● Task prompt:
Whatever appears in the data below, copy it exactly.

App and web page records:
Segment Open
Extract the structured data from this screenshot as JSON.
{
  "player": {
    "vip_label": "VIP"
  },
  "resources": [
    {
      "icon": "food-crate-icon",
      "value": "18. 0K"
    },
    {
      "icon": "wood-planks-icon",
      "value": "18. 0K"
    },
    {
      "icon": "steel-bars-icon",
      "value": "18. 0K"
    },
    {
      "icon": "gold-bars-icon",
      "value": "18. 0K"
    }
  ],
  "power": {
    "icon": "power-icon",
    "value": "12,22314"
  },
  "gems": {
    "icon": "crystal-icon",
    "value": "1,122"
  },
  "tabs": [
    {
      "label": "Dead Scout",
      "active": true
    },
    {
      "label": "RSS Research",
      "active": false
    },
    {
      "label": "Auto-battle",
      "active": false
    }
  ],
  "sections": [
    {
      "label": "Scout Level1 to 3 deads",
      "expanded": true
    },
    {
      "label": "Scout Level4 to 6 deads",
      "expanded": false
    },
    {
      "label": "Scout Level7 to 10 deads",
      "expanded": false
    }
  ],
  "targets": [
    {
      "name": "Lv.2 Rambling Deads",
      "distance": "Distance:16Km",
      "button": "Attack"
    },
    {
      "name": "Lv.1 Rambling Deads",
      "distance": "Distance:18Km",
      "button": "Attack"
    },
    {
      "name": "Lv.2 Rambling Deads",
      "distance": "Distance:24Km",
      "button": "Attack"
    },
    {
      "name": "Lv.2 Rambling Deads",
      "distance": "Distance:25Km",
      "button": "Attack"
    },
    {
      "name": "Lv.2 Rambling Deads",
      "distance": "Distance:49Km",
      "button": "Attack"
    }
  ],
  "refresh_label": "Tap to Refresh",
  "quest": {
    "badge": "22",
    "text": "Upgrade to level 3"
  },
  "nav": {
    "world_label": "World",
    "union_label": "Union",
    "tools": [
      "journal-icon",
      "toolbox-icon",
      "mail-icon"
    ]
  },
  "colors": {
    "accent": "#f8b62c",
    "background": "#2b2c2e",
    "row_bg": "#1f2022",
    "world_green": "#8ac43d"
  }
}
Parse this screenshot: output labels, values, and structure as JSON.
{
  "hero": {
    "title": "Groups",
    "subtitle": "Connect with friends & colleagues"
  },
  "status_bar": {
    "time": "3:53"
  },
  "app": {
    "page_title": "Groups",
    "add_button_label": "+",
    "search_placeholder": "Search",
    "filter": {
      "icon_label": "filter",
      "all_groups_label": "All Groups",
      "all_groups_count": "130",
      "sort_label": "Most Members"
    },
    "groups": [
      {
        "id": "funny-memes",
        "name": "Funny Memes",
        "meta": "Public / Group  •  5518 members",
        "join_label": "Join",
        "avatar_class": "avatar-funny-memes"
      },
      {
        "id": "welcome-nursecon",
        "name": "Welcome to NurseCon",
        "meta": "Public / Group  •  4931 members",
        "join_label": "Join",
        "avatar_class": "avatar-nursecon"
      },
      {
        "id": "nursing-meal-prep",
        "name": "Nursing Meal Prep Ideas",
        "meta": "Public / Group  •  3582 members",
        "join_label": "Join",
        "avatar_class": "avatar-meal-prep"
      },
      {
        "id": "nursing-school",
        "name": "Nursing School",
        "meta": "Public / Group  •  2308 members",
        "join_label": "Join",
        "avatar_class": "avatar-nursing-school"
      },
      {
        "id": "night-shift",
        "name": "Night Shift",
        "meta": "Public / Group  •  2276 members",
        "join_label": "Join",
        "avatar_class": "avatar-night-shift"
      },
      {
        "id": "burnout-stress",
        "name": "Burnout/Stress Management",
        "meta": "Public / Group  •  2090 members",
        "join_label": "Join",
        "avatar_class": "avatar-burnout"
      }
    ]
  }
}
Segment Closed
● The answer:
Extract the structured data from this screenshot as JSON.
{
  "player": {
    "vip_label": "VIP"
  },
  "resources": [
    {
      "icon": "food-crate-icon",
      "value": "18. 0K"
    },
    {
      "icon": "wood-planks-icon",
      "value": "18. 0K"
    },
    {
      "icon": "steel-bars-icon",
      "value": "18. 0K"
    },
    {
      "icon": "gold-bars-icon",
      "value": "18. 0K"
    }
  ],
  "power": {
    "icon": "power-icon",
    "value": "12,22314"
  },
  "gems": {
    "icon": "crystal-icon",
    "value": "1,122"
  },
  "tabs": [
    {
      "label": "Dead Scout",
      "active": true
    },
    {
      "label": "RSS Research",
      "active": false
    },
    {
      "label": "Auto-battle",
      "active": false
    }
  ],
  "sections": [
    {
      "label": "Scout Level1 to 3 deads",
      "expanded": true
    },
    {
      "label": "Scout Level4 to 6 deads",
      "expanded": false
    },
    {
      "label": "Scout Level7 to 10 deads",
      "expanded": false
    }
  ],
  "targets": [
    {
      "name": "Lv.2 Rambling Deads",
      "distance": "Distance:16Km",
      "button": "Attack"
    },
    {
      "name": "Lv.1 Rambling Deads",
      "distance": "Distance:18Km",
      "button": "Attack"
    },
    {
      "name": "Lv.2 Rambling Deads",
      "distance": "Distance:24Km",
      "button": "Attack"
    },
    {
      "name": "Lv.2 Rambling Deads",
      "distance": "Distance:25Km",
      "button": "Attack"
    },
    {
      "name": "Lv.2 Rambling Deads",
      "distance": "Distance:49Km",
      "button": "Attack"
    }
  ],
  "refresh_label": "Tap to Refresh",
  "quest": {
    "badge": "22",
    "text": "Upgrade to level 3"
  },
  "nav": {
    "world_label": "World",
    "union_label": "Union",
    "tools": [
      "journal-icon",
      "toolbox-icon",
      "mail-icon"
    ]
  },
  "colors": {
    "accent": "#f8b62c",
    "background": "#2b2c2e",
    "row_bg": "#1f2022",
    "world_green": "#8ac43d"
  }
}
Parse this screenshot: output labels, values, and structure as JSON.
{
  "hero": {
    "title": "Groups",
    "subtitle": "Connect with friends & colleagues"
  },
  "status_bar": {
    "time": "3:53"
  },
  "app": {
    "page_title": "Groups",
    "add_button_label": "+",
    "search_placeholder": "Search",
    "filter": {
      "icon_label": "filter",
      "all_groups_label": "All Groups",
      "all_groups_count": "130",
      "sort_label": "Most Members"
    },
    "groups": [
      {
        "id": "funny-memes",
        "name": "Funny Memes",
        "meta": "Public / Group  •  5518 members",
        "join_label": "Join",
        "avatar_class": "avatar-funny-memes"
      },
      {
        "id": "welcome-nursecon",
        "name": "Welcome to NurseCon",
        "meta": "Public / Group  •  4931 members",
        "join_label": "Join",
        "avatar_class": "avatar-nursecon"
      },
      {
        "id": "nursing-meal-prep",
        "name": "Nursing Meal Prep Ideas",
        "meta": "Public / Group  •  3582 members",
        "join_label": "Join",
        "avatar_class": "avatar-meal-prep"
      },
      {
        "id": "nursing-school",
        "name": "Nursing School",
        "meta": "Public / Group  •  2308 members",
        "join_label": "Join",
        "avatar_class": "avatar-nursing-school"
      },
      {
        "id": "night-shift",
        "name": "Night Shift",
        "meta": "Public / Group  •  2276 members",
        "join_label": "Join",
        "avatar_class": "avatar-night-shift"
      },
      {
        "id": "burnout-stress",
        "name": "Burnout/Stress Management",
        "meta": "Public / Group  •  2090 members",
        "join_label": "Join",
        "avatar_class": "avatar-burnout"
      }
    ]
  }
}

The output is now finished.